- Committee members are working with Hudson Hall to act as a bulk personal protective equipment (PPE) bulk pass-through for small businesses;
- Two Town Supervisors have offered free PPE to help small businesses get started.
- A variety of businesses across industries have stepped up to offer best practices and form peer groups to support and advocate for their industries;
- Bill Black, Director of the county’s Emergency Management Office can provide help with emergency loan applications, which may be needed since Governor Cuomo’s announced an additional $100 million in small business funding for firms with less than 20 employees and $3 million in revenues;
- The committee provides answers to questions immediately, when possible, and collects others to address with the State.
The Women’s Enterprise Development Center (WEDC) Mid-Hudson branch in Poughkeepsie helps a variety of specialized populations including “low-to-moderate income women and minorities,” and “mature adults 50+, child care providers, survivors of domestic violence, veterans, and dislocated workers” start and grow their business. It’s robust Spanish language program now includes a Spanish version of its $300, 60-hour Entrepreneurial Training Program.
WEDC was founded in 1997 by CEO Anne Janiak with Cynthia Marsh-Croll joining the center in 2015, which helps women create businesses “from a place of need at home or in the community,” by teaching them to monetize their passions. Before COVID-19 she saw a great number of her clients succeeding.
Like our national economy, Marsh-Croll saw her clients growing and starting to hire people.
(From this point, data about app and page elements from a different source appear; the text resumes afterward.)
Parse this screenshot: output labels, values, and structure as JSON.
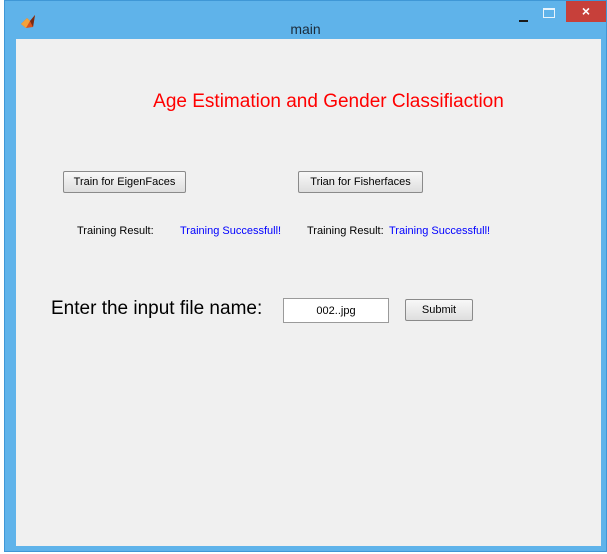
{
  "window": {
    "title": "main",
    "close_glyph": "×",
    "icons": [
      "matlab-icon",
      "minimize-icon",
      "maximize-icon",
      "close-icon"
    ]
  },
  "main": {
    "heading": "Age Estimation and Gender Classifiaction",
    "buttons": {
      "eigen": "Train for EigenFaces",
      "fisher": "Trian for Fisherfaces",
      "submit": "Submit"
    },
    "training": {
      "label1": "Training Result:",
      "value1": "Training Successfull!",
      "label2": "Training Result:",
      "value2": "Training Successfull!"
    },
    "input": {
      "label": "Enter the input file name:",
      "value": "002..jpg"
    }
  },
  "colors": {
    "titlebar": "#5fb3ea",
    "close_button": "#c7403a",
    "heading": "#ff0000",
    "result_value": "#0000ff",
    "client_bg": "#f0f0f0"
  }
}
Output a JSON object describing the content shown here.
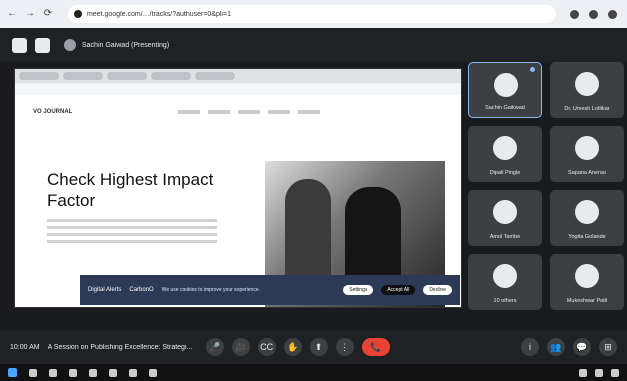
{
  "browser": {
    "url": "meet.google.com/…/tracks/?authuser=0&pli=1"
  },
  "meeting": {
    "presenting_label": "Sachin Gaiwad (Presenting)",
    "time": "10:00 AM",
    "title": "A Session on Publishing Excellence: Strategi..."
  },
  "shared_page": {
    "logo": "VO JOURNAL",
    "hero_title_line1": "Check Highest Impact",
    "hero_title_line2": "Factor",
    "cookie": {
      "brand": "Digital Alerts",
      "carbon": "CarbonO",
      "message": "We use cookies to improve your experience.",
      "btn_settings": "Settings",
      "btn_accept": "Accept All",
      "btn_decline": "Decline"
    }
  },
  "participants": [
    {
      "name": "Sachin Gaikwad",
      "active": true
    },
    {
      "name": "Dr. Umesh Lotlikar",
      "active": false
    },
    {
      "name": "Dipali Pingle",
      "active": false
    },
    {
      "name": "Sapana Anerao",
      "active": false
    },
    {
      "name": "Amol Tambe",
      "active": false
    },
    {
      "name": "Yogita Golande",
      "active": false
    },
    {
      "name": "10 others",
      "active": false
    },
    {
      "name": "Mukeshwar Patil",
      "active": false
    }
  ]
}
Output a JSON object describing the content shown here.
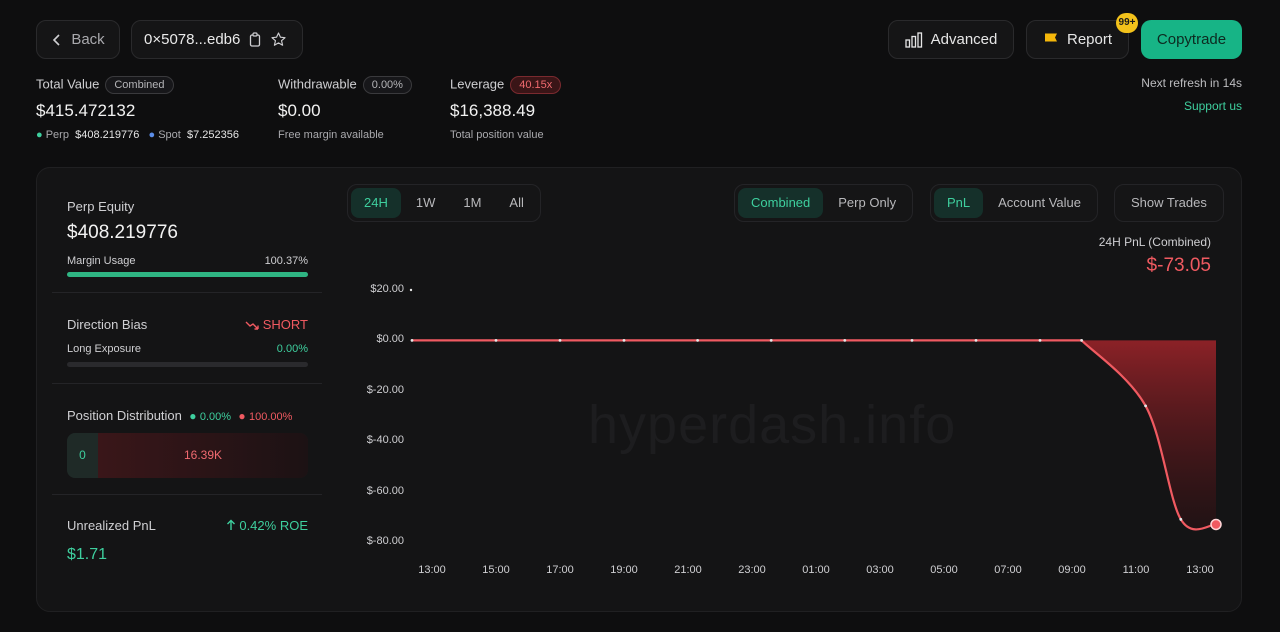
{
  "header": {
    "back_label": "Back",
    "address": "0×5078...edb6",
    "advanced_label": "Advanced",
    "report_label": "Report",
    "report_badge": "99+",
    "copytrade_label": "Copytrade",
    "refresh_text": "Next refresh in 14s",
    "support_label": "Support us"
  },
  "summary": {
    "total_value_label": "Total Value",
    "total_value_tag": "Combined",
    "total_value": "$415.472132",
    "perp_label": "Perp",
    "perp_value": "$408.219776",
    "spot_label": "Spot",
    "spot_value": "$7.252356",
    "withdrawable_label": "Withdrawable",
    "withdrawable_tag": "0.00%",
    "withdrawable_value": "$0.00",
    "withdrawable_sub": "Free margin available",
    "leverage_label": "Leverage",
    "leverage_tag": "40.15x",
    "leverage_value": "$16,388.49",
    "leverage_sub": "Total position value"
  },
  "sidebar": {
    "perp_equity_label": "Perp Equity",
    "perp_equity_value": "$408.219776",
    "margin_usage_label": "Margin Usage",
    "margin_usage_value": "100.37%",
    "margin_usage_fraction": 1.0,
    "direction_bias_label": "Direction Bias",
    "direction_bias_value": "SHORT",
    "long_exposure_label": "Long Exposure",
    "long_exposure_value": "0.00%",
    "long_exposure_fraction": 0,
    "position_dist_label": "Position Distribution",
    "position_dist_long": "0.00%",
    "position_dist_short": "100.00%",
    "position_long_amount": "0",
    "position_short_amount": "16.39K",
    "unrealized_label": "Unrealized PnL",
    "unrealized_roe": "0.42% ROE",
    "unrealized_value": "$1.71"
  },
  "controls": {
    "ranges": [
      "24H",
      "1W",
      "1M",
      "All"
    ],
    "range_selected": "24H",
    "scopes": [
      "Combined",
      "Perp Only"
    ],
    "scope_selected": "Combined",
    "metrics": [
      "PnL",
      "Account Value"
    ],
    "metric_selected": "PnL",
    "show_trades_label": "Show Trades"
  },
  "chart_title": "24H PnL (Combined)",
  "chart_value": "$-73.05",
  "watermark": "hyperdash.info",
  "colors": {
    "accent": "#3ecf9e",
    "negative": "#f05a61",
    "copytrade": "#17b486"
  },
  "chart_data": {
    "type": "line",
    "ylim": [
      -80,
      20
    ],
    "y_ticks": [
      {
        "value": 20,
        "label": "$20.00"
      },
      {
        "value": 0,
        "label": "$0.00"
      },
      {
        "value": -20,
        "label": "$-20.00"
      },
      {
        "value": -40,
        "label": "$-40.00"
      },
      {
        "value": -60,
        "label": "$-60.00"
      },
      {
        "value": -80,
        "label": "$-80.00"
      }
    ],
    "x_ticks": [
      "13:00",
      "15:00",
      "17:00",
      "19:00",
      "21:00",
      "23:00",
      "01:00",
      "03:00",
      "05:00",
      "07:00",
      "09:00",
      "11:00",
      "13:00"
    ],
    "x_index": [
      0,
      1,
      2,
      3,
      4.15,
      5.3,
      6.45,
      7.5,
      8.5,
      9.5,
      10.15,
      11.15,
      11.7,
      12.5
    ],
    "values": [
      0,
      0,
      0,
      0,
      0,
      0,
      0,
      0,
      0,
      0,
      0,
      -26,
      -71,
      -73.05
    ]
  }
}
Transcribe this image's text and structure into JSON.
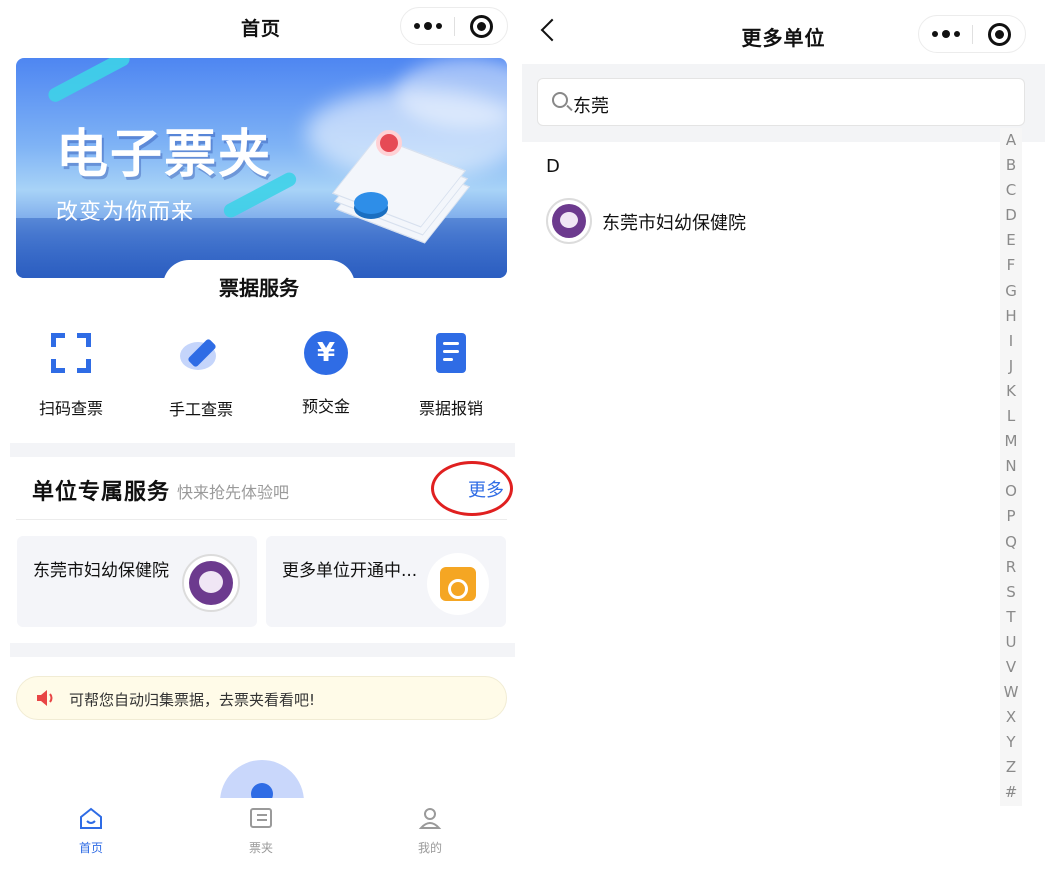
{
  "left": {
    "title": "首页",
    "banner": {
      "heading": "电子票夹",
      "subheading": "改变为你而来"
    },
    "services_title": "票据服务",
    "services": [
      {
        "label": "扫码查票",
        "icon": "scan-icon"
      },
      {
        "label": "手工查票",
        "icon": "pen-icon"
      },
      {
        "label": "预交金",
        "icon": "yen-icon"
      },
      {
        "label": "票据报销",
        "icon": "receipt-icon"
      }
    ],
    "unit_section": {
      "title": "单位专属服务",
      "subtitle": "快来抢先体验吧",
      "more": "更多"
    },
    "cards": [
      {
        "label": "东莞市妇幼保健院",
        "icon": "hospital-logo"
      },
      {
        "label": "更多单位开通中...",
        "icon": "calendar-icon"
      }
    ],
    "notice": "可帮您自动归集票据，去票夹看看吧!",
    "tabs": [
      {
        "label": "首页",
        "icon": "home-icon",
        "active": true
      },
      {
        "label": "票夹",
        "icon": "wallet-icon",
        "active": false
      },
      {
        "label": "我的",
        "icon": "user-icon",
        "active": false
      }
    ]
  },
  "right": {
    "title": "更多单位",
    "search": {
      "value": "东莞"
    },
    "groups": [
      {
        "letter": "D",
        "items": [
          "东莞市妇幼保健院"
        ]
      }
    ],
    "index": [
      "A",
      "B",
      "C",
      "D",
      "E",
      "F",
      "G",
      "H",
      "I",
      "J",
      "K",
      "L",
      "M",
      "N",
      "O",
      "P",
      "Q",
      "R",
      "S",
      "T",
      "U",
      "V",
      "W",
      "X",
      "Y",
      "Z",
      "#"
    ]
  },
  "colors": {
    "accent": "#2f6ce5",
    "highlight_ring": "#e02020",
    "notice_bg": "#fffbe8"
  }
}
She was excited to see funding shifting away from business development to training employees to prepare for rising job opportunities. But the pandemic stopped that growth.
Now, that funding is needed to keep businesses afloat. In addition to the counseling, business plans, marketing, and minority business certification assistance that WEDC normally supports clients with, they are helping clients with emergency funding, long-term crisis planning, and combating their isolation and despair by organizing monthly, virtual meetups.
No matter where you live in the Hudson Valley, if you are a female entrepreneur trying to prepare for re-opening, here are three things you can do for more support:
- Get a counselor at a small business or economic development center, which can help you find and apply for a variety of funding and resources in your county;
- Start attending your local county reopening meetings, for support in navigating the state’s industry guidelines for your business;
- Connect with other business owners in your industry, perhaps through an online meetup.
While it might be hard to take that first step, if you reach out, you’ll find that there are a whole host of people waiting to help you. As Marsh-Croll says, “It’s in everybody’s best interest to make sure that people come out of this.” Despite the many different ways we can experience this crisis, one thing’s for sure: we need each other to make it through.